Do you ever find yourself struggling to do what you want to do? Do you regularly fail to honor commitments to yourself? Do you frequently second guess yourself or decide when the designated writing, grading, editing, recording, you-name-it time arrives, the time is actually better suited for something else?
If so, try this Double D approach, which separates any project into two modes—deciding and doing.
Imagine deciding and doing as distinctly different modes of action taken by a Decider and a Doer. The Decider and Doer could be different people but that is NOT necessary.
You can perform BOTH roles but at different times. You will discover the Double D approach works best when:
- Decider and Doer roles remain distinct
- Decider and Doer TRUST the other to do the assigned job
- Roles are performed alternately—Decider-Doer-Decider-Doer . . .
Do all the advanced planning and preparation work for the Doer!
- Brainstorm to uncover the scope and component parts of the project
- Create lists and notes to aid the Doer
- Compile a list of resources, tools, materials, and/or people the Doer will need to have or consult
- Arrange the identified parts into some order that makes sense to the Doer
- Choose a block of time for the Doer to work
- Place that information in a calendar
- Set alerts for the Doer
- Flag the first task for the Doer to begin with.
The Decider is not all knowing.
Early efforts will include missing parts, incomplete lists & notes & resources. The Decider often estimates. The Decider depends on feedback from the Doer. After each session, the Doer’s feedback will assist the Decider in refining the process, improving the time estimates, expanding and clarifying the project parts, and improving the order of execution.
Doer’s Job: Direct and Simple
Execute the Decider’s plan.
- Executing may require significant skill but it does not involve deciding what to do, deciding what steps are needed, deciding when to do each step, deciding what order of execution is ideal or deciding when to start.
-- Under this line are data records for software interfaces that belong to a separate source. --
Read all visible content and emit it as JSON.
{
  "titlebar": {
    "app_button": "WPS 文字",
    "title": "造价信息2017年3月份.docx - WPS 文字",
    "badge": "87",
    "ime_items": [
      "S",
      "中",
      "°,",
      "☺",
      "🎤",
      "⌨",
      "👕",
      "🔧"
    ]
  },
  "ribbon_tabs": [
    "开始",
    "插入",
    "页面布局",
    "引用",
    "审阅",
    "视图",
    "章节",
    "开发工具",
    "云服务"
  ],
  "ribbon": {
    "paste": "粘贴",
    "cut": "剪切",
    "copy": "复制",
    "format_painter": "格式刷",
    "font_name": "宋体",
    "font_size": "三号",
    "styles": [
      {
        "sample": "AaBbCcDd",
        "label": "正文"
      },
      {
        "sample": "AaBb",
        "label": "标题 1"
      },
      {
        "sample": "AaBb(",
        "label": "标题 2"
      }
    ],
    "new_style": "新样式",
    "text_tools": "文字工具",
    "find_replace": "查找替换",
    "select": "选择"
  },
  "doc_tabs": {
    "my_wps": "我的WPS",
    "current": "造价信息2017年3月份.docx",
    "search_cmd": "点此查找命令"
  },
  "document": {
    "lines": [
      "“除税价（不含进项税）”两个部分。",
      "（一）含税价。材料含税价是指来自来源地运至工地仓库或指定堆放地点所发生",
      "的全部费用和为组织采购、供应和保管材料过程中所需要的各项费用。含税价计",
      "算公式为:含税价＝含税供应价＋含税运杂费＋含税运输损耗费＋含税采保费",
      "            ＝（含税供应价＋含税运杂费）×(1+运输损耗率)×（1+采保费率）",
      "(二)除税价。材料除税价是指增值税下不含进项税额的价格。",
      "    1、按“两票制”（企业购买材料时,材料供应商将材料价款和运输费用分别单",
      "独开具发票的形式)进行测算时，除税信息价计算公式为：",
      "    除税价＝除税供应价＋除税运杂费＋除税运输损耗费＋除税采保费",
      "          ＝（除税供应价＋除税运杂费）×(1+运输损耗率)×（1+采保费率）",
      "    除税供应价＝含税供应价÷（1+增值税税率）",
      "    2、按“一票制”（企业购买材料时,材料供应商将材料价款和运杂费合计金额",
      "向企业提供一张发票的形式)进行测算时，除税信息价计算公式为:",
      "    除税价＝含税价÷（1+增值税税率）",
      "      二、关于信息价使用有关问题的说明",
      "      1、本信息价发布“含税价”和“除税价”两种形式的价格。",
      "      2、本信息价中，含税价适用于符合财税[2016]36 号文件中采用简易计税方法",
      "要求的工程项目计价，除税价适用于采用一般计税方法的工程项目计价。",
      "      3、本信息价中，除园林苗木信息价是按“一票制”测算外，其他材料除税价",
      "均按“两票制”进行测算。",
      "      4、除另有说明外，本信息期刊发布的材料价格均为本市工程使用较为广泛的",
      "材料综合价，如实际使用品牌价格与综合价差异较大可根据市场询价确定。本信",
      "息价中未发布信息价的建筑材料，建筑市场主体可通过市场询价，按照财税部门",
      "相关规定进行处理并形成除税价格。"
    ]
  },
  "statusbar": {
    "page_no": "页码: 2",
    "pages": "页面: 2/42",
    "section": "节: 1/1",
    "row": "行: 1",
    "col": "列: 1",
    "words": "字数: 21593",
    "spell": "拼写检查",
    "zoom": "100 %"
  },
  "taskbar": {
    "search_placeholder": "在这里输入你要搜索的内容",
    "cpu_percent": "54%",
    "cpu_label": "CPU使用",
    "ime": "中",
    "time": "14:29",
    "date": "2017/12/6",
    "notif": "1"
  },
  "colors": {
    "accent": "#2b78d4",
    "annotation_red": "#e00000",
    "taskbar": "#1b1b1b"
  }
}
The Decider did all of this ahead of time and provided it for the Doer. The Decider made visible the parts or steps, the order, the timeframe, and the start date and time
- Trust the Decider and follow the plan even if significant doubts surface. The Doer will have many opportunities to educate and help the Decider improve.
- Create feedback for the Decider. What did you do? What worked well and what did not? What resources, materials, people, and/or knowledge is needed for the next round?
- Take shortcuts, get distracted while brainstorming or seeking resources, and not write things down. The Decider may greatly overestimate or underestimate the times needed for each step, completely guess at the order of the steps, choose random, rather than carefully considered, times for the Doer to start. These are all OK! It is FAR better for the Decider to yield to these temptations rather than to do nothing.
- Do nothing or expect the Doer to also be the Decider. That is unacceptable! After the initial session, the Decider will need to take the Doer’s feedback, refine each stage of the plan, provide the Doer with all the updates and flag the first next task for the Doer’s next session.
Doubt the Decider, declare the plan wrong, and complain that it could be more efficient, more complete, and certainly more helpful. The Doer may hate the start date and time while imagining such better things to do at this time.
Ignore the plans. But the Doer is not the Decider and must instead use all strategies necessary to execute the plan.
Skip the feedback. The time and place for complaining and improving is with the feedback notes. These are ESSENTIAL for the Decider to make progress.
Building integrity with yourself comes from consistently doing what you decide to do. Make the challenge easier by deciding ahead of time. Create time, even small amounts of it, for planning and deciding what’s next. Choose a date, time, and first task. When the date and time arrive DO the first task! Take note of what worked, what didn’t, and what you learned during the working session. Then refine your next plans accordingly.
The Double D approach simply makes it tangible, visible, and fun!
Illustrations: Cheryl Zafra Hudson